Algeria, a country on the northern edge of Africa, has an arid and semi-arid climate with less than 300 cubic meters of water available per capita each year. This amount is well below the U.N.’s water poverty threshold, making Algeria a severely water-scarce country. Water supplies are few and far between, and the continuous water overexploitation worsens the country’s water situation — naturally available water resources are degrading drastically and quickly.

Algiers hopes to employ high-cost technological solutions to support the growing population and maximize limited water supplies, but procuring funding will be a challenge.

A water quality monitoring system has already been established in Algeria to monitor its surface water. The system is comprised of 100 stations that cover major watercourses and dams. The country’s groundwater is also tested every three months.

Despite this, most of the water resources in Algeria remain polluted due to a lack of working wastewater treatment plants, as well as untreated industrial waste which is illegally discharged into natural water bodies. This misuse of water and water treatment creates even more sanitation and health issues for the Algerian people.

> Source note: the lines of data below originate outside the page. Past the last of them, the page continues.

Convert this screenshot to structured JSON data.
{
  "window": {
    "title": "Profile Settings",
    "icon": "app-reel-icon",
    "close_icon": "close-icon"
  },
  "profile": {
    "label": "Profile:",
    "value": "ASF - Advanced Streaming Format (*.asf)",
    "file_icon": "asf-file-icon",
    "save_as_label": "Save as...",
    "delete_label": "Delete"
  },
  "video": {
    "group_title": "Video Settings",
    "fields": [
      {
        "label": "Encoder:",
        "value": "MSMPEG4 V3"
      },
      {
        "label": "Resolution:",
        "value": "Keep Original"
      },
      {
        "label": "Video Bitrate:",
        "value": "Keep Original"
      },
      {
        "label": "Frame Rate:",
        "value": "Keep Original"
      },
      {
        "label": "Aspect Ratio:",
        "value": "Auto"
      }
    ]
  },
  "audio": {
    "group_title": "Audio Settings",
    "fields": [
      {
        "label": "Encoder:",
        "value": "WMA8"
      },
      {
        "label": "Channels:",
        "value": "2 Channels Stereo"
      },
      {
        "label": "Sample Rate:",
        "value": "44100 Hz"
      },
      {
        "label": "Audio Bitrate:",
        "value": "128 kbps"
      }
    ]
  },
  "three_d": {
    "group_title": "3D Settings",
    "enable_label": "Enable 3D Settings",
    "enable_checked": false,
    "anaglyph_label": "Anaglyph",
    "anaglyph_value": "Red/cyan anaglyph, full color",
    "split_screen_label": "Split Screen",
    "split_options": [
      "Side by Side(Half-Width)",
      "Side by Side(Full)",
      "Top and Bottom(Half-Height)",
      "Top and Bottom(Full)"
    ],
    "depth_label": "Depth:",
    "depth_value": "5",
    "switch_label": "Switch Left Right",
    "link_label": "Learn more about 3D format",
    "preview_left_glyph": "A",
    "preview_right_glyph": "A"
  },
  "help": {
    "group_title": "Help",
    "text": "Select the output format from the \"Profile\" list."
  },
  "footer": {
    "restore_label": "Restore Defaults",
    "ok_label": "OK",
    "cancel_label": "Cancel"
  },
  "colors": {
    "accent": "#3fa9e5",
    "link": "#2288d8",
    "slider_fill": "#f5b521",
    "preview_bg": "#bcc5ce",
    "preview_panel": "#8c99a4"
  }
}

Anticipated climate changes, with rising temperatures and less rain, will also impact the scarcity of water in Algeria. These factors, along with a growing population which is using more water than ever before, has put an even greater strain on the country’s water resources.

Algiers, the capital city of Algeria, has developed a water management strategy that focuses on maximizing the country’s limited water supplies through redistribution, increased water storage capacity and enhanced desalination capacity.

This plan will require mobilization of resources, restoration of existing infrastructure, institutional reforms and a large amount of funding. Investments from both the government and private institutions, as well as additional planning, will be necessary to keep Algeria’s already limited water supplies from declining even more.

Alice Gottesman

Photo: Flickr